Task instructions: Pull every line from the records that has the word "бригады" in it.

Dataset excerpts:

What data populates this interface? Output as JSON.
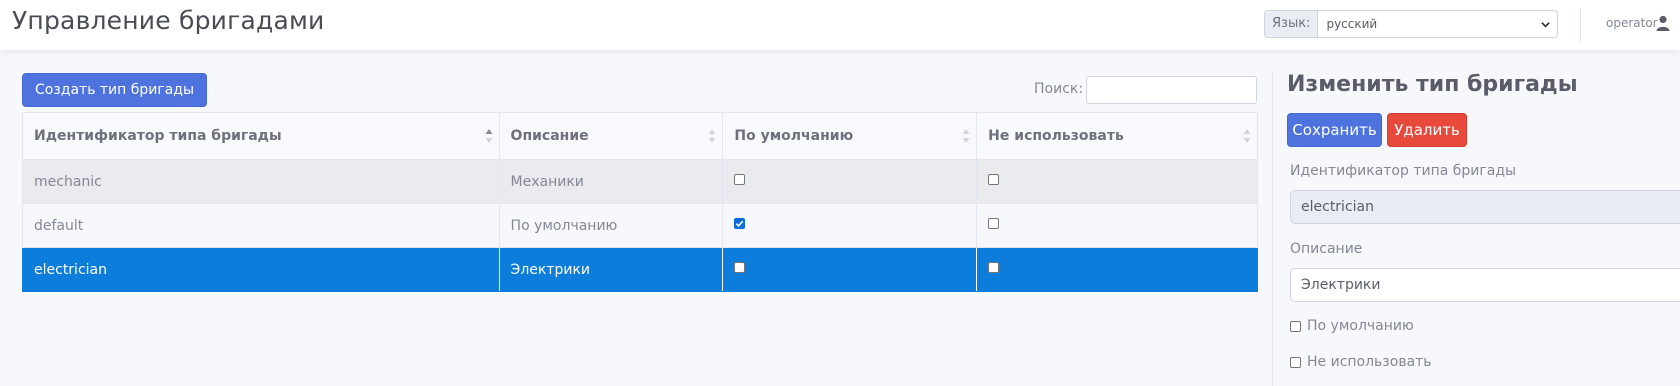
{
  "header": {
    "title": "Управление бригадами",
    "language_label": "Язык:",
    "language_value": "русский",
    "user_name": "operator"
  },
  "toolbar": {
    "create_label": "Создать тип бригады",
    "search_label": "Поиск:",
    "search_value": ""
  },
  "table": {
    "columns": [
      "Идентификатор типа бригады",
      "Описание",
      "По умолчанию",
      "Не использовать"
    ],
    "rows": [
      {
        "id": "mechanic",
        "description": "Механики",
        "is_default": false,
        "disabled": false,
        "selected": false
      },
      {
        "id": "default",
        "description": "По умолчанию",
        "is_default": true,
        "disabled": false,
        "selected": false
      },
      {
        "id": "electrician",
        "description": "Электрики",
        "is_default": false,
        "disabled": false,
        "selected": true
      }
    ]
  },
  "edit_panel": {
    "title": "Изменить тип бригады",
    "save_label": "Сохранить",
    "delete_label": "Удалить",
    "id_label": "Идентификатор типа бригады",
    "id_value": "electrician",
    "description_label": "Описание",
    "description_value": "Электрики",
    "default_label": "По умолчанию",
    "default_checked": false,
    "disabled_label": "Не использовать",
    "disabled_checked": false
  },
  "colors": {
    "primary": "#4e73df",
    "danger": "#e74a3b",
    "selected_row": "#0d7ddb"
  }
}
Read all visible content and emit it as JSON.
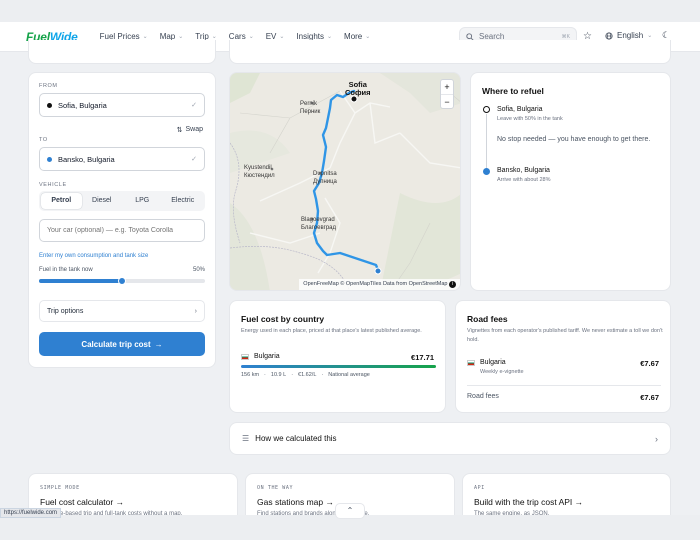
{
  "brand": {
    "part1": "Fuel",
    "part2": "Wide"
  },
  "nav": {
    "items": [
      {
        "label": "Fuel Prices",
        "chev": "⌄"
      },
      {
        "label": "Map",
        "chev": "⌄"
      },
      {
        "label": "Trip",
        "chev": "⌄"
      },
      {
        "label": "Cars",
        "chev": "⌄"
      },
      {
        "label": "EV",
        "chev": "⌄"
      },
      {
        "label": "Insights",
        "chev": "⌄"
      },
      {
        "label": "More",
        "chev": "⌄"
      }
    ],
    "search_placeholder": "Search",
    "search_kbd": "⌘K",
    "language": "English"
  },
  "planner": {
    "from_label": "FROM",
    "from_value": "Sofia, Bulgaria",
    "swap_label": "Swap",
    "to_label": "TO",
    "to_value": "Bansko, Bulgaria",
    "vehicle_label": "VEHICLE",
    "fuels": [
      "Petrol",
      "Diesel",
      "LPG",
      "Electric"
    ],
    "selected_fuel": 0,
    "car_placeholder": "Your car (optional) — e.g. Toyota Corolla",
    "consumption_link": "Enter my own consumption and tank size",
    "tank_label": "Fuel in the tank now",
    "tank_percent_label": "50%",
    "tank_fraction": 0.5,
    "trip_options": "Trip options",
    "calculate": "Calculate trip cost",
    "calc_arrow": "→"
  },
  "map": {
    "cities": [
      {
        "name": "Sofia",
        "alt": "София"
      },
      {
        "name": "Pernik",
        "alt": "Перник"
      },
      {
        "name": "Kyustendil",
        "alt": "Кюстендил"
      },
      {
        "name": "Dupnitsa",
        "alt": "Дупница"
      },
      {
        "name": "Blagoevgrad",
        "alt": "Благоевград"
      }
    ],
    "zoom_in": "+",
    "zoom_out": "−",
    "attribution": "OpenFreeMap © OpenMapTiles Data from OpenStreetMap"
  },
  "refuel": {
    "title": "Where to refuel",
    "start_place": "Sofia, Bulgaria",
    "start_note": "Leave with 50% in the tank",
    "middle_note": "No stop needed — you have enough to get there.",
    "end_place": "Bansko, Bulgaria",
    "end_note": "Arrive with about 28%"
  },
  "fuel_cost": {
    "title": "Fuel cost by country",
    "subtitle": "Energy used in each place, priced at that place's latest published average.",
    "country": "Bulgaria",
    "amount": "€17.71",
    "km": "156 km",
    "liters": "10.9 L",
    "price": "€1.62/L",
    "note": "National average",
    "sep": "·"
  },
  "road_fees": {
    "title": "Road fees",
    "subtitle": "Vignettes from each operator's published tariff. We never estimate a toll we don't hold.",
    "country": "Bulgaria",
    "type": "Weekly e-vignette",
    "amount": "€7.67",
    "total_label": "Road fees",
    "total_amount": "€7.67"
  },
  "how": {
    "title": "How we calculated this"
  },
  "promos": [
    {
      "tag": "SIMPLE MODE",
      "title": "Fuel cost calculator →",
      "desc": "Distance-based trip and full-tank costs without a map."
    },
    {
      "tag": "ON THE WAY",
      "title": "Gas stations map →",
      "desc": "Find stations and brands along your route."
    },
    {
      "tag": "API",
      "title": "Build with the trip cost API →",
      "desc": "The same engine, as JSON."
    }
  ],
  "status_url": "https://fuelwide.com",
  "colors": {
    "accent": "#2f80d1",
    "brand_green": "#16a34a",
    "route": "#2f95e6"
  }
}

Response area:
    "create_label": "Создать тип бригады",
      "Идентификатор типа бригады",
    "title": "Изменить тип бригады",
    "id_label": "Идентификатор типа бригады",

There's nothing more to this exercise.